Excerpts from an interface dataset:
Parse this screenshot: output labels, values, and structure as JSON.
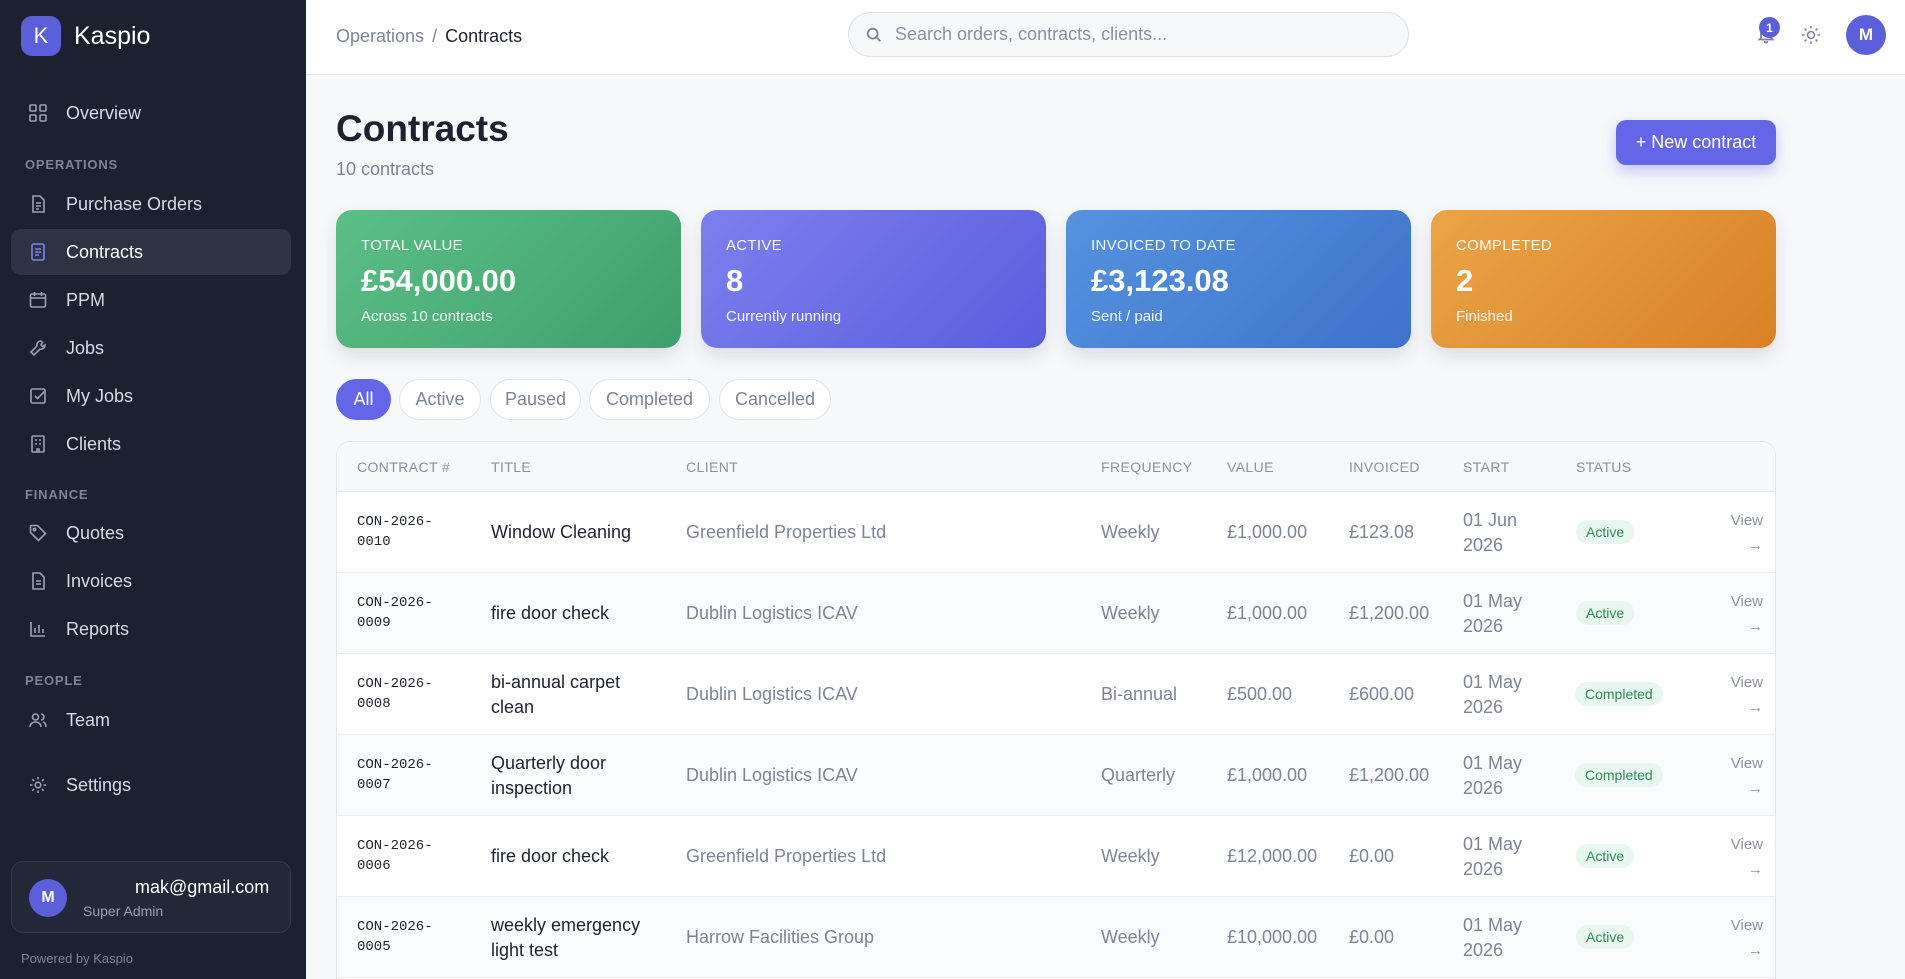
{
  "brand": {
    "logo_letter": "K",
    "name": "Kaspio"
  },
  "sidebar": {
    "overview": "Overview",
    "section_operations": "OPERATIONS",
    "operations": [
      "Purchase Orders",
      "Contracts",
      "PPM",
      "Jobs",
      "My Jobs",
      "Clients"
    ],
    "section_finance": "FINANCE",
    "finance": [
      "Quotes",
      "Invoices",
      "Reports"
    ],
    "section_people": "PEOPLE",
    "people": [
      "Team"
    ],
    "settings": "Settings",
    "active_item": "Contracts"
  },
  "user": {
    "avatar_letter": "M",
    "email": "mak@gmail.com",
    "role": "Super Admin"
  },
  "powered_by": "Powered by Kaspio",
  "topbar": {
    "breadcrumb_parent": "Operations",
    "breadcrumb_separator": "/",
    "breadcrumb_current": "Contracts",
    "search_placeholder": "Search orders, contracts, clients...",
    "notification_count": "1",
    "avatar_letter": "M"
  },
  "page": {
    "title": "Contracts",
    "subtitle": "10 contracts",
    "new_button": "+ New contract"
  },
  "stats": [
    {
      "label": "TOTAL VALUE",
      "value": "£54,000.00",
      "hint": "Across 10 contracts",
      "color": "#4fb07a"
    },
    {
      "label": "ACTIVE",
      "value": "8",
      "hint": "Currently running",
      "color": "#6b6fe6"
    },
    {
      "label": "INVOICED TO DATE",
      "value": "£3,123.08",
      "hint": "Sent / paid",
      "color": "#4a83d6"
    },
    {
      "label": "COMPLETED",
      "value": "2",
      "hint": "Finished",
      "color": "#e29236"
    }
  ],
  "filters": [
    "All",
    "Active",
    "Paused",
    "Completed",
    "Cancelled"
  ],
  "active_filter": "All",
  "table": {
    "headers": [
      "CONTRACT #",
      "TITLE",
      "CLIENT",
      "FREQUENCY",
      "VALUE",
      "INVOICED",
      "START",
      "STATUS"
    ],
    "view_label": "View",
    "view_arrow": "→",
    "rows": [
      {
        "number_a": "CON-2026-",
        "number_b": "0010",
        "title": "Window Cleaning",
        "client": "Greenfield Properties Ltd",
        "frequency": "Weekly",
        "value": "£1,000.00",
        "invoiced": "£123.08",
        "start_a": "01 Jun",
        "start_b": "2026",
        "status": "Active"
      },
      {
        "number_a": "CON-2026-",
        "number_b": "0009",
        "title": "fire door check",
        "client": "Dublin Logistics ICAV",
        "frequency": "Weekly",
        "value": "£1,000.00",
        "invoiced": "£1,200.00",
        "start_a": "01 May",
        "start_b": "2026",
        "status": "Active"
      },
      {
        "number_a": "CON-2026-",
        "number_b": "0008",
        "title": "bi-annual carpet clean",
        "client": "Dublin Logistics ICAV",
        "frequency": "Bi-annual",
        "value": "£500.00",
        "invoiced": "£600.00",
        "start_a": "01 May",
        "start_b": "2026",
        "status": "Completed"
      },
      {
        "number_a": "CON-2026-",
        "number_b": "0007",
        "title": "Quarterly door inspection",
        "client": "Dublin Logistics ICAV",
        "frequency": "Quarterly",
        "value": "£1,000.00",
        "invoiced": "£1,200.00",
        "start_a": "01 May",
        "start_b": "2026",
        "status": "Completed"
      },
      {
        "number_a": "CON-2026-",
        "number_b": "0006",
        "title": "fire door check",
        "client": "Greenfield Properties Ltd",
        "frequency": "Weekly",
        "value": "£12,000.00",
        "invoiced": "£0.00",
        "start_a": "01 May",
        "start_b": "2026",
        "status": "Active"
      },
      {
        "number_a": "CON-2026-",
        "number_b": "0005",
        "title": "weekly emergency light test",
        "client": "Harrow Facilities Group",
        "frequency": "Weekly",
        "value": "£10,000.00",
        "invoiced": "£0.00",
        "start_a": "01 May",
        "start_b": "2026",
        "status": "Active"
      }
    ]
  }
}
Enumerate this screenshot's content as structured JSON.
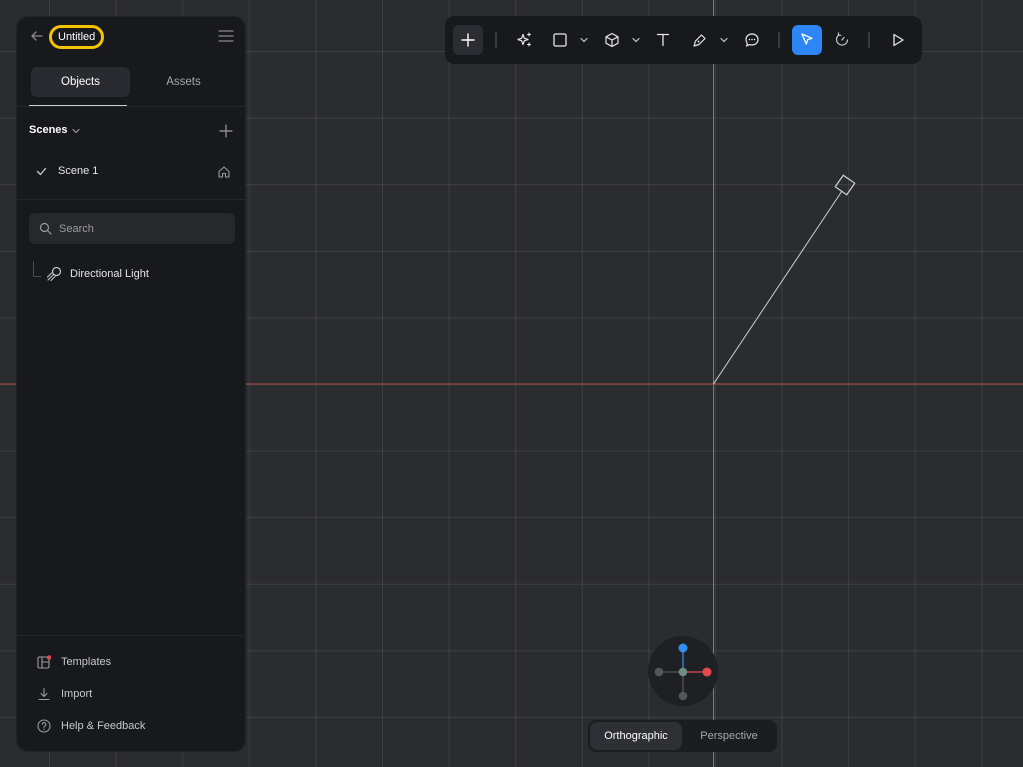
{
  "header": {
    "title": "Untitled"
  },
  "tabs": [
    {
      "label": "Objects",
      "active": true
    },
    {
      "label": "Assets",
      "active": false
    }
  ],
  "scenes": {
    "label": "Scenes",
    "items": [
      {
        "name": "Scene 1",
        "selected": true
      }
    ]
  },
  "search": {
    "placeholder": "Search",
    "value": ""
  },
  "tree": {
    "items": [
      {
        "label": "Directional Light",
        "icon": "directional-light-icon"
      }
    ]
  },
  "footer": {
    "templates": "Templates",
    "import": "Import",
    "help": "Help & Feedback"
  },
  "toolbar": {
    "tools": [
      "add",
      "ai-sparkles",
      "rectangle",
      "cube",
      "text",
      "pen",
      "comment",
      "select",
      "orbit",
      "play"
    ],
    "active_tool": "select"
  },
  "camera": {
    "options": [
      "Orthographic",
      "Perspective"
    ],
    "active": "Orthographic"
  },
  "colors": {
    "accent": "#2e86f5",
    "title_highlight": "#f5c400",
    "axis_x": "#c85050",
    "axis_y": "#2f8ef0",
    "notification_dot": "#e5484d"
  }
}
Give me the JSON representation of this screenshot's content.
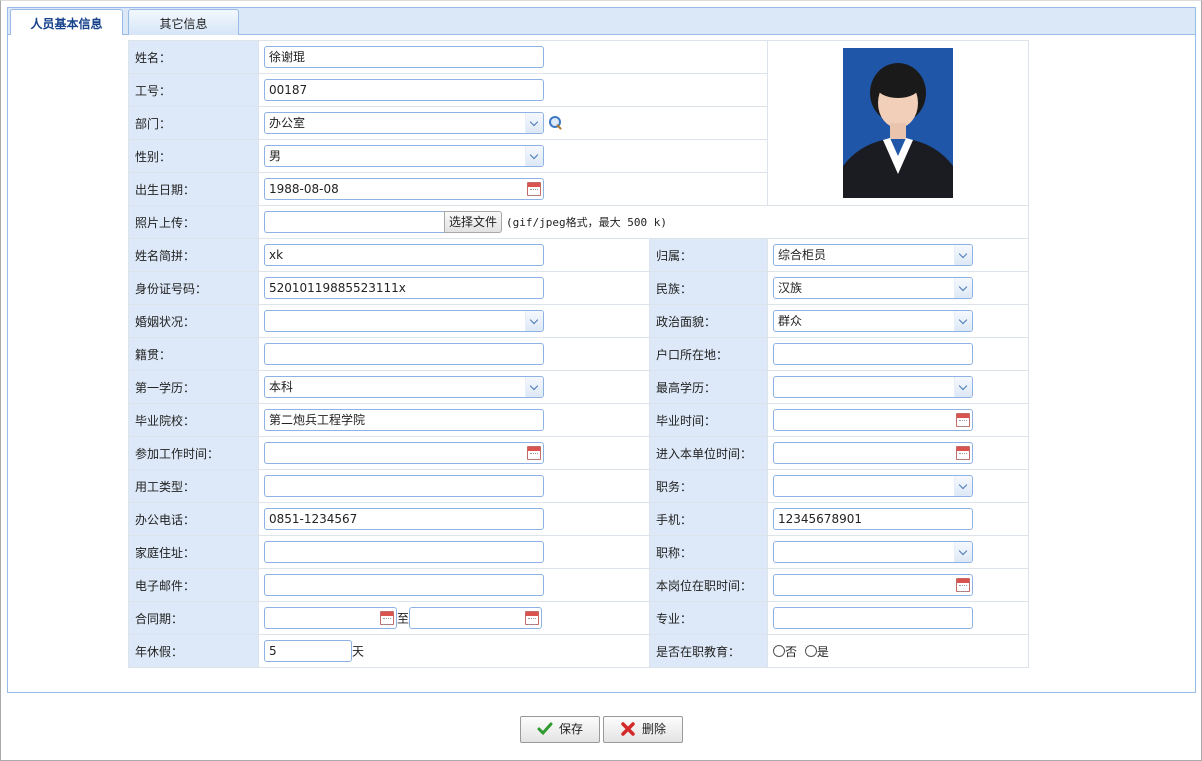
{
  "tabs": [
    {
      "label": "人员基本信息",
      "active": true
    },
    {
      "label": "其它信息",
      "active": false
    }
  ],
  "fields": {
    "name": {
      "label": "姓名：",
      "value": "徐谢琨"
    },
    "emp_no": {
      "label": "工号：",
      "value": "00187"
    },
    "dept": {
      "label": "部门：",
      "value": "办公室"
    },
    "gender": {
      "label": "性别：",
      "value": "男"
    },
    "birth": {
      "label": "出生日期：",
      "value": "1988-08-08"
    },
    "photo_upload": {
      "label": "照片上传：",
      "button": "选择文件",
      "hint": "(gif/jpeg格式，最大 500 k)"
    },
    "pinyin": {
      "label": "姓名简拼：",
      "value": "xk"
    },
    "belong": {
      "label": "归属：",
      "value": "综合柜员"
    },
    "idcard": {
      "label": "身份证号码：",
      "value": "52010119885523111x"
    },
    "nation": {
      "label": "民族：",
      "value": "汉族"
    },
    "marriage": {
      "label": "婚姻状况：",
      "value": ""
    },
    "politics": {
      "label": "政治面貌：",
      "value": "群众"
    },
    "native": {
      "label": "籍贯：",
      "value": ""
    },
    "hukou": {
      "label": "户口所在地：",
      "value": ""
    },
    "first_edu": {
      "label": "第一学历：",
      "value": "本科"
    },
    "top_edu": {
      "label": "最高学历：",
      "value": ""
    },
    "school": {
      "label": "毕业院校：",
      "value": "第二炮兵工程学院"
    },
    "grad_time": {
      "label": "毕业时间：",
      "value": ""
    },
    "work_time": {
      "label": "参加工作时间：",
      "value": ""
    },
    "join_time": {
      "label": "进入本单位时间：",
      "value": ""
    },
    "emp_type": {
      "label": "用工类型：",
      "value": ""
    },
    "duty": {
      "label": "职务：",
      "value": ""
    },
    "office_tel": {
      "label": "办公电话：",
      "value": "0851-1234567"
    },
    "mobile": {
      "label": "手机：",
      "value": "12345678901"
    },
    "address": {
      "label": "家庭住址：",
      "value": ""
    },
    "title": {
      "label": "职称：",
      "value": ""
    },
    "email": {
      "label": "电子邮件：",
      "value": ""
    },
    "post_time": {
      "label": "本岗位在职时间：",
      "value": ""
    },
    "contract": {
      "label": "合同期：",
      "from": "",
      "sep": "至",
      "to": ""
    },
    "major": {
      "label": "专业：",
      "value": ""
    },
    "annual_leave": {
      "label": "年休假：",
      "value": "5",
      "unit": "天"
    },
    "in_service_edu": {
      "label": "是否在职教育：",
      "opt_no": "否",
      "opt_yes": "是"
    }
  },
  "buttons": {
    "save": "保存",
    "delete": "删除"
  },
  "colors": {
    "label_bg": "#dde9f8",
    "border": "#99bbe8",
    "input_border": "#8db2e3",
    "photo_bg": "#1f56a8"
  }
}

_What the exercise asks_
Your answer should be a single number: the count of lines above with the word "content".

_Problem solution_
2